I hope you got something out of that and i didnt just mindfuck you completely.

#26 Posted by Hippie_Genocide (568 posts) -

@ThePhantomnaut said:

@Ares42 said:

I would highly recommend experimenting with Mortal Kombat first. It uses a target combo system, which means there is no real timing to the presses (as long as they are quick enough). If you push the right button combination, the right combo comes out. And then for creating bigger chains/juggles the timing is very well represented by what's going on on the screen (as in when you've punched someone in the air you just want to make sure the first hit of your next combo hits them when they come down). Marvel does the same to a certain extent, but it is more driven by seperate attacks that have "active frames" which means you have to time your next attack correctly. SF on the other hands is extremely technical and almost everything has to be perfectly timed and has quirky relationships where it's more archaic what will and won't work.

I didn't really have any fighting game experience myself, but after some practice I was able to do quite long combos whenever I wanted with several chars in MK. The links in SF on the other hand still completely elude me.

Yeah I am not really a fan of SF4's combo system. People said KOF is hard to input but I find that easier.

I think its just what you're used to. I'm a longtime SF player so I find that easier. KoF XIII was my first real experience with that series and I find it really hard to do combos in that game.

#27 Posted by wealllikepie (757 posts) -

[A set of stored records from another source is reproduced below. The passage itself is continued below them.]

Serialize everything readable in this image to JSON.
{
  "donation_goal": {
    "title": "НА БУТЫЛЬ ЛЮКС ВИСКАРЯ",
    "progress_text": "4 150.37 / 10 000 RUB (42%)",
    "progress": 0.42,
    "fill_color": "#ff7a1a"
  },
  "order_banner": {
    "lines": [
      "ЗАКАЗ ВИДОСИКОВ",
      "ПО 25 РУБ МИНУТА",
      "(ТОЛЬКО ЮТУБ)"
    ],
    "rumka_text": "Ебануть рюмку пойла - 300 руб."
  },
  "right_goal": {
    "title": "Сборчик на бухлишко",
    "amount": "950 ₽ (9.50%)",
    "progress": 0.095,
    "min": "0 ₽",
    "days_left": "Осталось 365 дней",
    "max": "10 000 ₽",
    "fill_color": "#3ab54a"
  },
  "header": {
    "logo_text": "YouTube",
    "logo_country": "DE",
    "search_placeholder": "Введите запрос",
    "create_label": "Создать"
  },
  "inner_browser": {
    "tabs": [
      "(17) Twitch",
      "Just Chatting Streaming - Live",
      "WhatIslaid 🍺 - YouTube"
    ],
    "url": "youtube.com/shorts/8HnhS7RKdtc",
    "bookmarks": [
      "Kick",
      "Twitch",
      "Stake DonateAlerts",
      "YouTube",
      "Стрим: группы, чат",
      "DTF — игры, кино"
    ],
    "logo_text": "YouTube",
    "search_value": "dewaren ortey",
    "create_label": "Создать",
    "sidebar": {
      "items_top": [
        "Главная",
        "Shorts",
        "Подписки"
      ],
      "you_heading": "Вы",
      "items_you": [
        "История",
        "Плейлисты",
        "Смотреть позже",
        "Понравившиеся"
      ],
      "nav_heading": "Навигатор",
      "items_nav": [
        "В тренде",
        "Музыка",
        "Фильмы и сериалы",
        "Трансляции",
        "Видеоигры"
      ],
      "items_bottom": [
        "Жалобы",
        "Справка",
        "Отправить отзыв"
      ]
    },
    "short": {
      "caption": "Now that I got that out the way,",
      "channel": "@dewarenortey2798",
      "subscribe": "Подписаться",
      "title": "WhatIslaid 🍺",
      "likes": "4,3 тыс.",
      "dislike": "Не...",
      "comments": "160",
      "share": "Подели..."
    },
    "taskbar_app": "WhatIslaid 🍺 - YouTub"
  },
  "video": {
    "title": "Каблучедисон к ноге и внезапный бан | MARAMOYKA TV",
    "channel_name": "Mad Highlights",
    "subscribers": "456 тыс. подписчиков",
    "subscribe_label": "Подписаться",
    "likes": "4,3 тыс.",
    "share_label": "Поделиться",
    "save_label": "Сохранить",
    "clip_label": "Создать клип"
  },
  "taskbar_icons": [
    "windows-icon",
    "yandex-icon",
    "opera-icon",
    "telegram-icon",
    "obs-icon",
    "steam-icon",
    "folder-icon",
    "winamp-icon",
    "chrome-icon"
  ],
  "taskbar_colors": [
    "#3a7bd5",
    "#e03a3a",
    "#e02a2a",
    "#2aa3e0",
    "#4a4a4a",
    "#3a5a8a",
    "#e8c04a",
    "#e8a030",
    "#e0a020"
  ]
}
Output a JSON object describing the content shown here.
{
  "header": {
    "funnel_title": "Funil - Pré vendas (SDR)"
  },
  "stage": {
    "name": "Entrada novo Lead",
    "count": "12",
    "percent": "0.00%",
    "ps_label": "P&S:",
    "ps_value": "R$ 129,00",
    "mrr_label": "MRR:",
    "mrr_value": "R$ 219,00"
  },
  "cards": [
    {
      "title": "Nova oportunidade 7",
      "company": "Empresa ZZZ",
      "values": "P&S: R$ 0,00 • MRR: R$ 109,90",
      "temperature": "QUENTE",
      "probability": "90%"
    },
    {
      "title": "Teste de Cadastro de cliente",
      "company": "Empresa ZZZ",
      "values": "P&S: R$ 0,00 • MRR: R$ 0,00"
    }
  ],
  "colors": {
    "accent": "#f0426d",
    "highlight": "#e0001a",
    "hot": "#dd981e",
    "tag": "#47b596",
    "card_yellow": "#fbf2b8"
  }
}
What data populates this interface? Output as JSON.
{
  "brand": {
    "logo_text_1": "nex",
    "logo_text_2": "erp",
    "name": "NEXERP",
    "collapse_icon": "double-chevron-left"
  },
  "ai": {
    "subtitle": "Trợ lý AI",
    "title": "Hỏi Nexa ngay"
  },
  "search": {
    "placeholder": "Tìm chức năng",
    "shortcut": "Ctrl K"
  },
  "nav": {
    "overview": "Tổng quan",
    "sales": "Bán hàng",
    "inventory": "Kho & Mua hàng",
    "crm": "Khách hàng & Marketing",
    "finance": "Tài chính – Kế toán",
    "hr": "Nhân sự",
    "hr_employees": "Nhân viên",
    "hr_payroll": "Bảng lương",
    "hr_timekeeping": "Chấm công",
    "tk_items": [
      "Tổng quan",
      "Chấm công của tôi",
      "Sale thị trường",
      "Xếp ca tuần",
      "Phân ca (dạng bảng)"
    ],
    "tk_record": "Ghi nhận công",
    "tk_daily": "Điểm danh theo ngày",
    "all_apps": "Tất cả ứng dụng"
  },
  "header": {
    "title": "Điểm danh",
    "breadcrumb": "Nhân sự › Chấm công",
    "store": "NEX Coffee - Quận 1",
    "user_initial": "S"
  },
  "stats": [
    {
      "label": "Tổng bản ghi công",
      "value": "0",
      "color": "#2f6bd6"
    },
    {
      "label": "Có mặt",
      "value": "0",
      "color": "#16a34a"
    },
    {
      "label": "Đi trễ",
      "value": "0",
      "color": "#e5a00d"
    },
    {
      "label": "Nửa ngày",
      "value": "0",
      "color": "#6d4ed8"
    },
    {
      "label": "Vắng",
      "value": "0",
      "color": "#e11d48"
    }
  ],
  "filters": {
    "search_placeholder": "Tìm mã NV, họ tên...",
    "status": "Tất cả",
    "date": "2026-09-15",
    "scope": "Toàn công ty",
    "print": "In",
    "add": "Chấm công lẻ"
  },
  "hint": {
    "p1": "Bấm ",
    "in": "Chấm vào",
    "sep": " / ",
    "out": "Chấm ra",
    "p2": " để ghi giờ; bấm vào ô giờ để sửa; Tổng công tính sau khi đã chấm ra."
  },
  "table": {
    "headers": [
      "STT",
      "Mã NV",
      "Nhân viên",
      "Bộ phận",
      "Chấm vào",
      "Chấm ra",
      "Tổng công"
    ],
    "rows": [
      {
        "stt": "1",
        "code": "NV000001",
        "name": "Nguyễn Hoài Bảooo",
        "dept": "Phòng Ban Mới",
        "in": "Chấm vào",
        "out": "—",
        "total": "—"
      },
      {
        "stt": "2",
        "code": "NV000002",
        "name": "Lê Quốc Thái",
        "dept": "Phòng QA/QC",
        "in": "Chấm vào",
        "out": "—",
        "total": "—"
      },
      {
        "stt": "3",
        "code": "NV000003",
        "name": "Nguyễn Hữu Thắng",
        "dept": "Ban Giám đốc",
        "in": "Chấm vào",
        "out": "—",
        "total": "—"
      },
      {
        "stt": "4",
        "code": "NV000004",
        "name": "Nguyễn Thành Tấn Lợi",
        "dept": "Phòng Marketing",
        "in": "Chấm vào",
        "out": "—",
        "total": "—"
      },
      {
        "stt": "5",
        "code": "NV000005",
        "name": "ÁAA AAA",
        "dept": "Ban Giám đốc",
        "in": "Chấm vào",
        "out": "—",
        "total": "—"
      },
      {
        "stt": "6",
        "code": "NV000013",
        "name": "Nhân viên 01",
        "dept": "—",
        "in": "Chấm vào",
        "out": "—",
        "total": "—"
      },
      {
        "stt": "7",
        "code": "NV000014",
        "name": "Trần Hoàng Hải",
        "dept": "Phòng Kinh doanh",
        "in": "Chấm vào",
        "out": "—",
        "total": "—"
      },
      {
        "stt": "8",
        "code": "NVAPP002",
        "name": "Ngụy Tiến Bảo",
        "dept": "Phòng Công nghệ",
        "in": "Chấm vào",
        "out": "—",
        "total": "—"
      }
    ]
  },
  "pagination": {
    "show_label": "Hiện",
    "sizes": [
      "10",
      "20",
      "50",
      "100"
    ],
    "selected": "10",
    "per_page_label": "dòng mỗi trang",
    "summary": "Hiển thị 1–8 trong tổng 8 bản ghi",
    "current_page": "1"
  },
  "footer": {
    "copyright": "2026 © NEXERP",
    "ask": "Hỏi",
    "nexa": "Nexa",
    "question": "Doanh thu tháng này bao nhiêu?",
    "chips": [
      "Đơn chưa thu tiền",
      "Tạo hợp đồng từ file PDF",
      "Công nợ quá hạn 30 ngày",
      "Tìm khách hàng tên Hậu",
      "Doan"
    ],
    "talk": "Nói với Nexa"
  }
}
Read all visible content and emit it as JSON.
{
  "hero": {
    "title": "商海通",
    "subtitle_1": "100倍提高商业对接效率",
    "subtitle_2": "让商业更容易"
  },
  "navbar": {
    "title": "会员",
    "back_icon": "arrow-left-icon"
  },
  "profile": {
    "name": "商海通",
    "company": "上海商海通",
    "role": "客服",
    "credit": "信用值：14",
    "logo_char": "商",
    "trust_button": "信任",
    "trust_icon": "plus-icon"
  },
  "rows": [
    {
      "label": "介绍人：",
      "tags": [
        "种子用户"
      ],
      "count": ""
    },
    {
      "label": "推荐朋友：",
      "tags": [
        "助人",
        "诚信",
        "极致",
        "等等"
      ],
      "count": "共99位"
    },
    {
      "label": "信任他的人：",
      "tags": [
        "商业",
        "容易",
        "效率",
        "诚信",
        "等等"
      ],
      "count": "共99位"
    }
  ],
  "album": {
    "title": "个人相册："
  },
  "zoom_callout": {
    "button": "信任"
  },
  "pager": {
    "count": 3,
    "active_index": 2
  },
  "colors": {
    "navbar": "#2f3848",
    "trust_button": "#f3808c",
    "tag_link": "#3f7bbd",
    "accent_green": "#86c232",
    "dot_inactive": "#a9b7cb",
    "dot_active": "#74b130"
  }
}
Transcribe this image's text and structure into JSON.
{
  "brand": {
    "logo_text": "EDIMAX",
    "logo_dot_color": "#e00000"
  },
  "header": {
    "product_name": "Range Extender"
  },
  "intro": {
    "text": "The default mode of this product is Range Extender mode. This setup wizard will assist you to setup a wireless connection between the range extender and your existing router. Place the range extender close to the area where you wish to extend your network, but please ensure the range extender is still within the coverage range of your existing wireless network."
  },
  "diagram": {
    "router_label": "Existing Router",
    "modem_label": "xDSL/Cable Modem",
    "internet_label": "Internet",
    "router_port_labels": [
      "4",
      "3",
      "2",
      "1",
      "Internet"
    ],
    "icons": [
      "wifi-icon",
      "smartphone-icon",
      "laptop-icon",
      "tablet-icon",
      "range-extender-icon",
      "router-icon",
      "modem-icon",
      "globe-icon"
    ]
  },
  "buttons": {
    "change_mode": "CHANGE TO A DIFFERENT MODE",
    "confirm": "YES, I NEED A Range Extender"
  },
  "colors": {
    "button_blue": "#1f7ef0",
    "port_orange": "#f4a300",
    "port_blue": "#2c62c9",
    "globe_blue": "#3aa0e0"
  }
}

@ALavaPenguin: PLAY MORTAL KOMBAT, THE NEWEST ONE! THE CAMPAIGN IS A SUPER ENGAGING INTRODUCTION TO THE GENRE.

at least it was for me :D